He approaches admissions from the perspective of the first in his family to go to college. He graduated an A.B. Duke Scholar from Duke University and went on to earn a graduate degree from the University of Virginia, where he taught composition and worked in admissions.
Steve wants prospective students to find the option that will enable them to succeed. From the time he came to UNC in 2000 as senior associate director of admissions, he has acknowledged the vulnerability of students in the college search process. Largely through his efforts, UNC became one of the first universities to allow early-decision applications to be nonbinding.
He has founded two nationally recognized programs: Carolina College Advising Corps, which sends UNC alumni into underserved high schools to guide eligible students through the college admissions and financial aid process; and the Carolina Student Transfer Excellence Program, which smooths the path for community college students to transfer to Carolina.
Both programs have increased the diversity and academic excellence of the student body. Shortly after Steve was promoted to vice provost in 2004, Carolina went on an 11-year run of consecutive increases in applications. As a result, UNC has significantly more students who are the first in their family to go to college, more international students and more students of color.
Steve also was a key player in launching Thrive@Carolina, an initiative to boost graduation rates by coordinating student support services. He believes that getting in is not the point — that the experiences that come after enrollment open students and prepare them for their definition of success in life. Conversations early in his academic career about who should have access to a university sparked his interest in admissions. He considers it a privilege to hold a position in which he can find talent that others might have overlooked.
In 2010, Steve received the C. Knox Massey Distinguished Service Award, in part because of his work to achieve what he said in his keynote address on University Day last year: “All of us should be free to go as far as our minds and our hearts and our own hard work can carry us.”
Steve’s professional life sometimes puts him in situations that reveal both his backbone and his heart. He faces the myths about admissions — the joys, and the heartbreak — daily. When speaking with the parents of prospective students, he quietly elevates the level of civility among the group. He can bring people back to the moral center so gently they don’t even notice they’ve moved.
Thorough, composed and radiating integrity, Steve has earned a reputation as a classy professional. He doesn’t “tier” people, one colleague said. “When you’re with Steve, he’s with you.” Generous with his schedule, despite the many demands on him, he treats people with respect and thoughtfulness; students, in particular, find that empowering and contagious. A rock, not a rock star, Steve teaches students by his example that they don’t have to show off to do great things.

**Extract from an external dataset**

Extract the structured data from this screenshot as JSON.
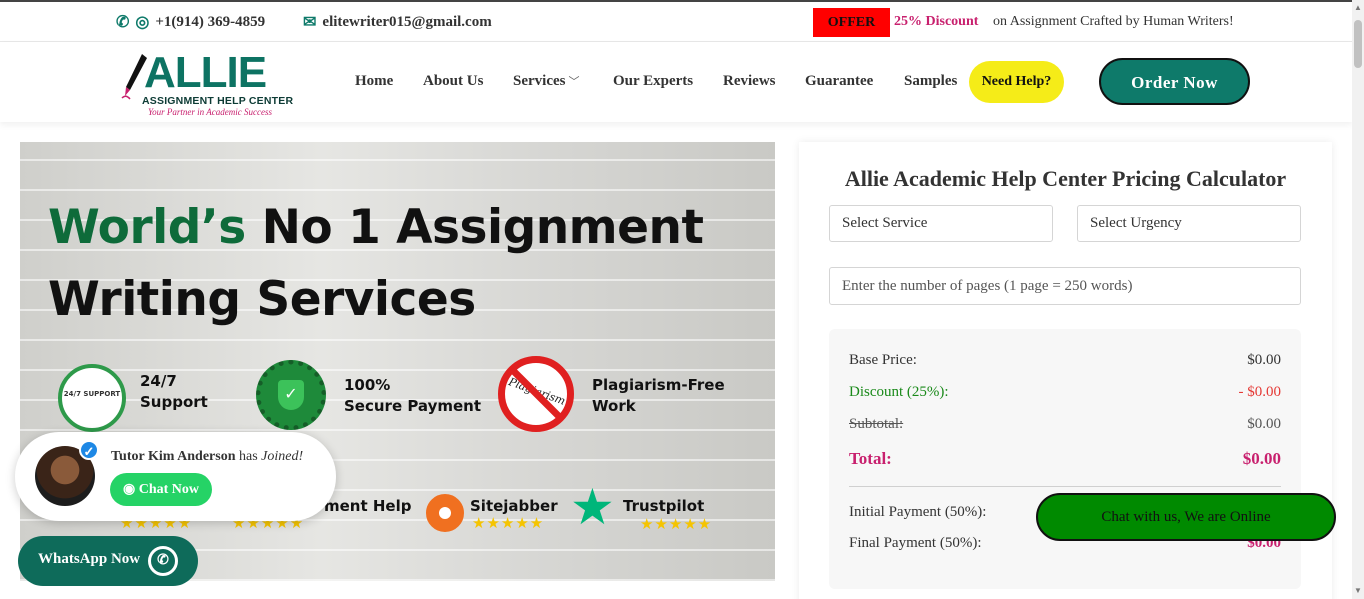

As this colleague noted, “You might talk with a thousand people who consider Steve their best friend.”
And they couldn’t be luckier.
The GAA’s Distinguished Service Medal citations, such as this one, are read to the audience at the Annual Alumni Luncheon and then presented as a keepsake to the recipients.